EXTRACTED INFORMATION ▸
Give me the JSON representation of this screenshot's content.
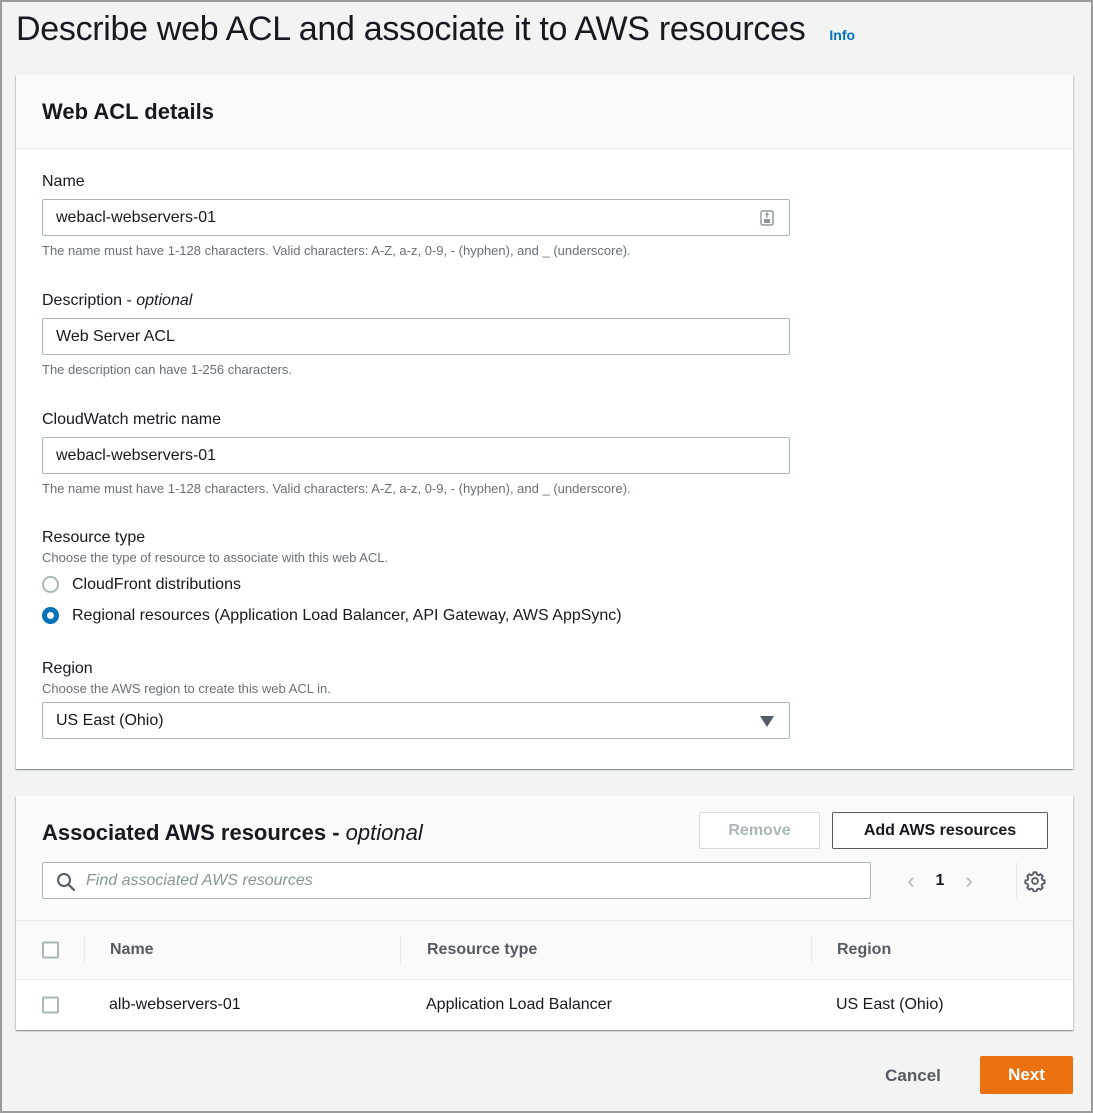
{
  "page": {
    "title": "Describe web ACL and associate it to AWS resources",
    "info_link": "Info"
  },
  "details": {
    "title": "Web ACL details",
    "name": {
      "label": "Name",
      "value": "webacl-webservers-01",
      "help": "The name must have 1-128 characters. Valid characters: A-Z, a-z, 0-9, - (hyphen), and _ (underscore)."
    },
    "description": {
      "label": "Description - ",
      "label_optional": "optional",
      "value": "Web Server ACL",
      "help": "The description can have 1-256 characters."
    },
    "metric": {
      "label": "CloudWatch metric name",
      "value": "webacl-webservers-01",
      "help": "The name must have 1-128 characters. Valid characters: A-Z, a-z, 0-9, - (hyphen), and _ (underscore)."
    },
    "resource_type": {
      "label": "Resource type",
      "description": "Choose the type of resource to associate with this web ACL.",
      "options": [
        {
          "label": "CloudFront distributions",
          "checked": false
        },
        {
          "label": "Regional resources (Application Load Balancer, API Gateway, AWS AppSync)",
          "checked": true
        }
      ]
    },
    "region": {
      "label": "Region",
      "description": "Choose the AWS region to create this web ACL in.",
      "selected": "US East (Ohio)"
    }
  },
  "resources": {
    "title": "Associated AWS resources - ",
    "title_optional": "optional",
    "remove_label": "Remove",
    "add_label": "Add AWS resources",
    "search_placeholder": "Find associated AWS resources",
    "page_number": "1",
    "columns": [
      "Name",
      "Resource type",
      "Region"
    ],
    "rows": [
      {
        "name": "alb-webservers-01",
        "type": "Application Load Balancer",
        "region": "US East (Ohio)"
      }
    ]
  },
  "footer": {
    "cancel_label": "Cancel",
    "next_label": "Next"
  },
  "colors": {
    "accent": "#0073bb",
    "primary_button": "#ec7211"
  }
}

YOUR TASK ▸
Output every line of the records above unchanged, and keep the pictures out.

RESPONSE TO THE EXERCISE ▸
Give me the JSON representation of this screenshot's content.
{
  "page": {
    "title": "Describe web ACL and associate it to AWS resources",
    "info_link": "Info"
  },
  "details": {
    "title": "Web ACL details",
    "name": {
      "label": "Name",
      "value": "webacl-webservers-01",
      "help": "The name must have 1-128 characters. Valid characters: A-Z, a-z, 0-9, - (hyphen), and _ (underscore)."
    },
    "description": {
      "label": "Description - ",
      "label_optional": "optional",
      "value": "Web Server ACL",
      "help": "The description can have 1-256 characters."
    },
    "metric": {
      "label": "CloudWatch metric name",
      "value": "webacl-webservers-01",
      "help": "The name must have 1-128 characters. Valid characters: A-Z, a-z, 0-9, - (hyphen), and _ (underscore)."
    },
    "resource_type": {
      "label": "Resource type",
      "description": "Choose the type of resource to associate with this web ACL.",
      "options": [
        {
          "label": "CloudFront distributions",
          "checked": false
        },
        {
          "label": "Regional resources (Application Load Balancer, API Gateway, AWS AppSync)",
          "checked": true
        }
      ]
    },
    "region": {
      "label": "Region",
      "description": "Choose the AWS region to create this web ACL in.",
      "selected": "US East (Ohio)"
    }
  },
  "resources": {
    "title": "Associated AWS resources - ",
    "title_optional": "optional",
    "remove_label": "Remove",
    "add_label": "Add AWS resources",
    "search_placeholder": "Find associated AWS resources",
    "page_number": "1",
    "columns": [
      "Name",
      "Resource type",
      "Region"
    ],
    "rows": [
      {
        "name": "alb-webservers-01",
        "type": "Application Load Balancer",
        "region": "US East (Ohio)"
      }
    ]
  },
  "footer": {
    "cancel_label": "Cancel",
    "next_label": "Next"
  },
  "colors": {
    "accent": "#0073bb",
    "primary_button": "#ec7211"
  }
}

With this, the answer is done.